Water Department superintendent Mark Resso has purchased and installed an emergency pump that can kick in when the existing pumps can’t handle the flow, but in the long run the pumps should be replaced.
Parking overflow near Esopus Bend
The popularity of the Esopus Bend nature preserve in Saugerties has led to visitors’ parked cars taking all the available spaces — and then some. Neighbors along Shady Lane and Appletree Drive have complained to town councilwoman Leeanne Thornton that they are being squeezed out.
“The last several weekends, where the weather has been wonderful, we’ve had a great number of people who, just to get out, have been going to Esopus Bend,” Thornton told the town board. “You have real traffic issues, where you have 20 cars tramping on Apple Tree Drive and Shady Lane entrance.”
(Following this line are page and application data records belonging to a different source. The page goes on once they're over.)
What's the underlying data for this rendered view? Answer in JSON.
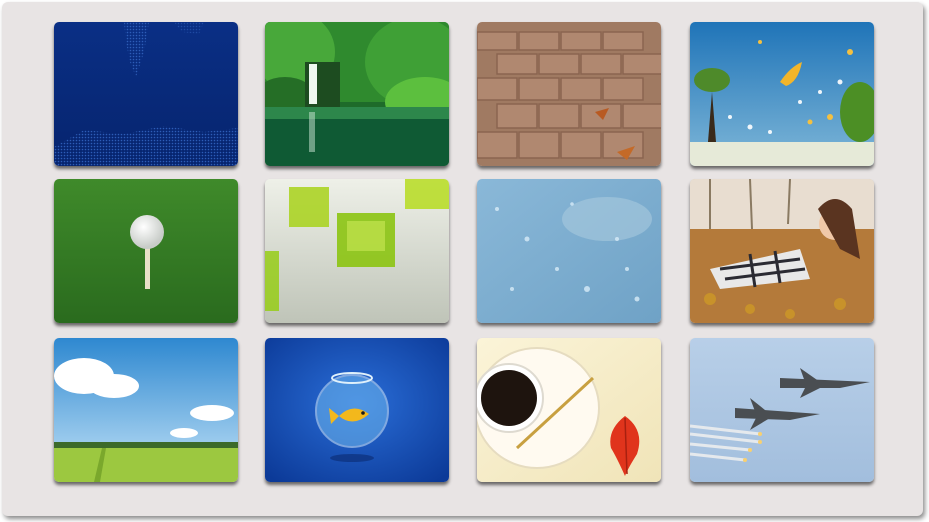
{
  "gallery": {
    "tiles": [
      {
        "name": "world-map"
      },
      {
        "name": "waterfall"
      },
      {
        "name": "brick-pavement"
      },
      {
        "name": "butterflies-tree"
      },
      {
        "name": "golf-ball"
      },
      {
        "name": "green-cubes"
      },
      {
        "name": "raindrops"
      },
      {
        "name": "girl-leaves"
      },
      {
        "name": "green-field"
      },
      {
        "name": "goldfish-bowl"
      },
      {
        "name": "coffee-leaf"
      },
      {
        "name": "fighter-jets"
      }
    ]
  }
}
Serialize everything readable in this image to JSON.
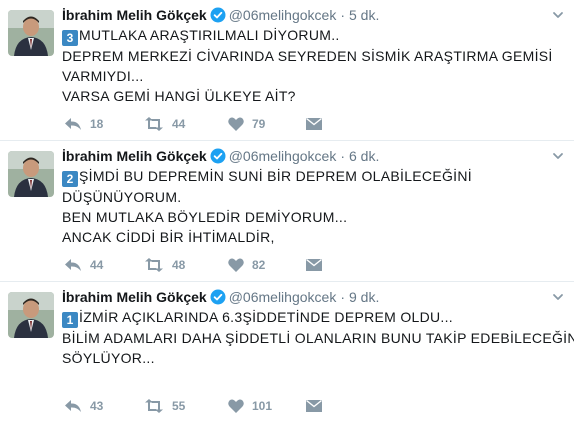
{
  "tweets": [
    {
      "name": "İbrahim Melih Gökçek",
      "handle": "@06melihgokcek",
      "separator": "·",
      "time": "5 dk.",
      "keycap": "3",
      "lines": [
        "MUTLAKA ARAŞTIRILMALI DİYORUM..",
        "DEPREM MERKEZİ CİVARINDA SEYREDEN SİSMİK ARAŞTIRMA GEMİSİ",
        "VARMIYDI...",
        "VARSA GEMİ HANGİ ÜLKEYE AİT?"
      ],
      "replies": "18",
      "retweets": "44",
      "likes": "79"
    },
    {
      "name": "İbrahim Melih Gökçek",
      "handle": "@06melihgokcek",
      "separator": "·",
      "time": "6 dk.",
      "keycap": "2",
      "lines": [
        "ŞİMDİ BU DEPREMİN SUNİ BİR DEPREM OLABİLECEĞİNİ",
        "DÜŞÜNÜYORUM.",
        "BEN MUTLAKA BÖYLEDİR DEMİYORUM...",
        "ANCAK CİDDİ BİR İHTİMALDİR,"
      ],
      "replies": "44",
      "retweets": "48",
      "likes": "82"
    },
    {
      "name": "İbrahim Melih Gökçek",
      "handle": "@06melihgokcek",
      "separator": "·",
      "time": "9 dk.",
      "keycap": "1",
      "lines": [
        "İZMİR AÇIKLARINDA 6.3ŞİDDETİNDE DEPREM OLDU...",
        "BİLİM ADAMLARI DAHA ŞİDDETLİ OLANLARIN BUNU TAKİP EDEBİLECEĞİNİ",
        "SÖYLÜYOR..."
      ],
      "replies": "43",
      "retweets": "55",
      "likes": "101"
    }
  ],
  "colors": {
    "verified_badge": "#1da1f2",
    "keycap": "#3b88c3",
    "action_icons": "#8899a6",
    "muted_text": "#657786",
    "divider": "#e6ecf0"
  },
  "icons": {
    "verified": "verified-badge-icon",
    "caret": "chevron-down-icon",
    "reply": "reply-icon",
    "retweet": "retweet-icon",
    "like": "heart-icon",
    "message": "envelope-icon"
  }
}
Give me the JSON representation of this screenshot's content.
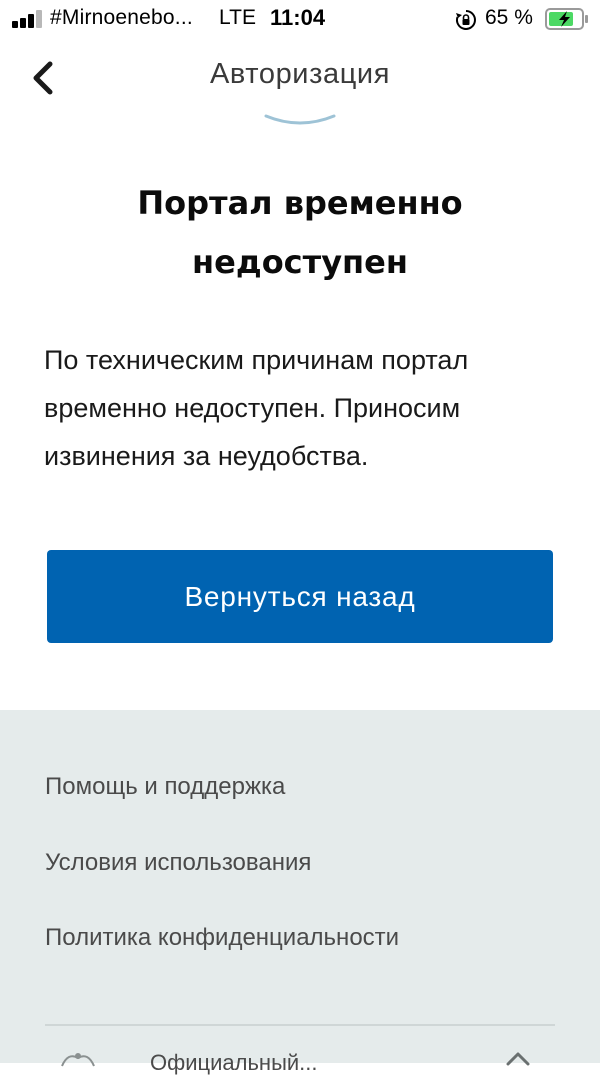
{
  "status_bar": {
    "carrier": "#Mirnoenebo...",
    "network": "LTE",
    "time": "11:04",
    "battery_percent": "65 %"
  },
  "nav": {
    "title": "Авторизация",
    "back_icon": "chevron-left-icon"
  },
  "content": {
    "title_line1": "Портал временно",
    "title_line2": "недоступен",
    "message_line1": "По техническим причинам портал",
    "message_line2": "временно недоступен. Приносим",
    "message_line3": "извинения за неудобства.",
    "back_button_label": "Вернуться назад"
  },
  "footer": {
    "links": [
      {
        "label": "Помощь и поддержка"
      },
      {
        "label": "Условия использования"
      },
      {
        "label": "Политика конфиденциальности"
      }
    ],
    "bottom_text": "Официальный..."
  },
  "colors": {
    "primary": "#0063b1",
    "footer_bg": "#e5ebeb",
    "battery_fill": "#4cd964"
  }
}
Neighbors were concerned about the blocking of emergency vehicles and the visitors walking across their lawns, Thornton said she had spoken to [the residents of] five houses and the corner property on Shady.” Paper “no parking” signs were posted temporarily on Apple Tree Drive.
A more permanent fix is needed. Thornton suggested prohibition of parking on one side of Apple Tree Drive.
Supervisor Fred Costello said a permanent solution would require passage of a local law. A public hearing will be held at 6:30 p.m. on June 17. The hearing will be preceded at 6 p.m. by a hearing on state-mandated changes in the building codes.
Councilman John Schoonmaker said he has noticed the increase in traffic around Esopus Bend Nature Preserve, which used to be a very quiet area. “Now you can go there and the area is filling up,” Schoonmaker said. “I think we should definitely move forward.”
Travis Winchell Day
May is traditionally Police Month, Saugerties town supervisor Fred Costello said at the town board’s regular meeting on May 20. Part of the tradition is honoring police officers who have contributed to public safety and law enforcement. Traditionally, awards are presented at meetings of law-enforcement agencies.
The board voted to honor school resource officer Peter Travis Winchell for his years of service.
The Saugerties schools and the town share an SRO [school resource officer] program. Based at the high school, Winchell serves all the district schools. Officer Winchell had embraced his role as an SRO.
“He has had incredible rapport with the students,” Costello said. “He has truly made a difference in many young folks’ lives.”
The proclamation nominates May 20, 2020 as Travis Winchell Day in the Town of Saugerties. The board voted unanimously to support the proclamation.
Costello touts census
Saugerties town supervisor Fred Costello has reminded residents that 2020 is a census year and that it is important to have an accurate count. “If you have not filled out a census application, please take the time to do so. An accurate count will help us with political representation in the future, so it is very important that every individual participate.”
Costello noted that census forms are not mailed to post-office boxes, so residents of Mount Marion, Glasco or Malden may have to pick them up at a post office or fill them out online. More information can be found on the town’s website, https://townsaugerties.digitaltowpath.org:10234/content, which has a link to a U.S. Census site, https://go.usa.gov/xdK8m.
Food pantry open Tuesdays
The Saugerties Food Pantry is open on Tuesdays at 7 p.m. Social distancing is practiced. The pantry is at 44 Livingston Street in Saugerties. For information, visit www.saugertiesfoodpantry.com.